▶ **WHAT YOU NEED TO DO**:
For each line in the records that contains "logo", make a copy.
===== DATA FOR THIS EXERCISE
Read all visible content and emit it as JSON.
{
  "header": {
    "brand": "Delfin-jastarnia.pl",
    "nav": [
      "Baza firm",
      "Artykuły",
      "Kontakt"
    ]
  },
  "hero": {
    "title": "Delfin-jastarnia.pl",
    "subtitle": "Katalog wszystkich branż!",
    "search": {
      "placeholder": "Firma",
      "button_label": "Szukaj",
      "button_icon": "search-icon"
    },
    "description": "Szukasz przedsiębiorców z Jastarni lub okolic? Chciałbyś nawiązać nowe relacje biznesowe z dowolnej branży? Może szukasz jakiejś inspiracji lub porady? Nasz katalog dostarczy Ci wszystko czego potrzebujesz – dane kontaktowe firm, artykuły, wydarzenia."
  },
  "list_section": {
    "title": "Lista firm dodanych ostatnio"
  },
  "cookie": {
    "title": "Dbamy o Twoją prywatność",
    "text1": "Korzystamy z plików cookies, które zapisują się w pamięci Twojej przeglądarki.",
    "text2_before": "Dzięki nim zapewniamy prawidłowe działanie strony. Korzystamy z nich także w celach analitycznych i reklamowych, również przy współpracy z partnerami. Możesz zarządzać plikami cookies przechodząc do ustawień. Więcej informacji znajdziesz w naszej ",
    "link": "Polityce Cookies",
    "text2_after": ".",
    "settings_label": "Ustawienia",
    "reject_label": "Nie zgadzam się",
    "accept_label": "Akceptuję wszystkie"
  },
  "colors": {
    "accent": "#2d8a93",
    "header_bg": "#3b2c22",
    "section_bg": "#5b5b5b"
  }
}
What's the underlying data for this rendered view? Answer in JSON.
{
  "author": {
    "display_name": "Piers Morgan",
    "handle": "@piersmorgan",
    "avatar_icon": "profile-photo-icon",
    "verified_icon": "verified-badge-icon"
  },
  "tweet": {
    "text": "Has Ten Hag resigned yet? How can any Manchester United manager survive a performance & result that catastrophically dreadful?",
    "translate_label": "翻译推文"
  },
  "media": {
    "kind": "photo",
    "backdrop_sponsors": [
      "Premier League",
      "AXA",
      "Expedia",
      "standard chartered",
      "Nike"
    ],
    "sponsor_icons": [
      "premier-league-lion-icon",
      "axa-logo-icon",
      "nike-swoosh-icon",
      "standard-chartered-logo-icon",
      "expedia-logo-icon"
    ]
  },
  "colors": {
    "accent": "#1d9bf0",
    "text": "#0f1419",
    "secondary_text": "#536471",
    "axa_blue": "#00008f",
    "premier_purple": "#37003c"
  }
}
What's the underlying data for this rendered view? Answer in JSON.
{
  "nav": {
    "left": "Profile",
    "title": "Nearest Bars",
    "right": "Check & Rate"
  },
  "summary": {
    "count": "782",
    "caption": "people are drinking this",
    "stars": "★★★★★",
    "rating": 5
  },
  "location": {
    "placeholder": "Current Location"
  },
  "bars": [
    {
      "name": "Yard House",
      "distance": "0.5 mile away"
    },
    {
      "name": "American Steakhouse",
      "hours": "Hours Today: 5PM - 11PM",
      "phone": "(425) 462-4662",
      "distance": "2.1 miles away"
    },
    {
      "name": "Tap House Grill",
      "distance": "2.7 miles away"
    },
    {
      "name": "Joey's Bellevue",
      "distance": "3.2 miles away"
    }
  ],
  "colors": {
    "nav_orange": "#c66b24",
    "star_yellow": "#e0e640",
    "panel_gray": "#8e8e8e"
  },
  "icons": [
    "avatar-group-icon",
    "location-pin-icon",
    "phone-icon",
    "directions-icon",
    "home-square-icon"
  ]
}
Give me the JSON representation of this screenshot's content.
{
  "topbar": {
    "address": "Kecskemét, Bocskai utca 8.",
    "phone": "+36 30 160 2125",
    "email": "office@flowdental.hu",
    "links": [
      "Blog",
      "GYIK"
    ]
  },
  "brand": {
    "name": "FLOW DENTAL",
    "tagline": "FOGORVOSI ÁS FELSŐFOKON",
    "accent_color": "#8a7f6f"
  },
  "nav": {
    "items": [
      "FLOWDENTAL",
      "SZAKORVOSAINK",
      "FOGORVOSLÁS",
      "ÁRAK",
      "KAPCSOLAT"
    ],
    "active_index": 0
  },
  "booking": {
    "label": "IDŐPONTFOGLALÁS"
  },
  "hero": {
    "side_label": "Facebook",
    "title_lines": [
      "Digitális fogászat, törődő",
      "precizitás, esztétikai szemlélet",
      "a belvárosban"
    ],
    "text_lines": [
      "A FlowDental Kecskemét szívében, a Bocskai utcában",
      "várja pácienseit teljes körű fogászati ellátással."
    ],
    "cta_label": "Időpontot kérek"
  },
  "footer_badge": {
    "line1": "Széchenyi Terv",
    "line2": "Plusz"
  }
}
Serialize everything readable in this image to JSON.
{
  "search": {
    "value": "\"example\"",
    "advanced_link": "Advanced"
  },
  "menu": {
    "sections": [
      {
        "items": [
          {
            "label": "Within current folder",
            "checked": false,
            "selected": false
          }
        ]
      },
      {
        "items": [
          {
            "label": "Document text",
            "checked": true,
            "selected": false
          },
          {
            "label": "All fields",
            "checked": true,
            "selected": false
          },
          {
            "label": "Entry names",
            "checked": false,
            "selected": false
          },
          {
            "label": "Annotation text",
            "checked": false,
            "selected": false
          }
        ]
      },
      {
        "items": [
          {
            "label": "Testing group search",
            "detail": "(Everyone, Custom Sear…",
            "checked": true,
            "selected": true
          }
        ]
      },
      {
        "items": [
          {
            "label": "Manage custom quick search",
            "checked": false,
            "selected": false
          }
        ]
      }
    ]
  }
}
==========
▶ **RESPONSE TO THIS TASK**:
      "axa-logo-icon",
      "standard-chartered-logo-icon",
      "expedia-logo-icon"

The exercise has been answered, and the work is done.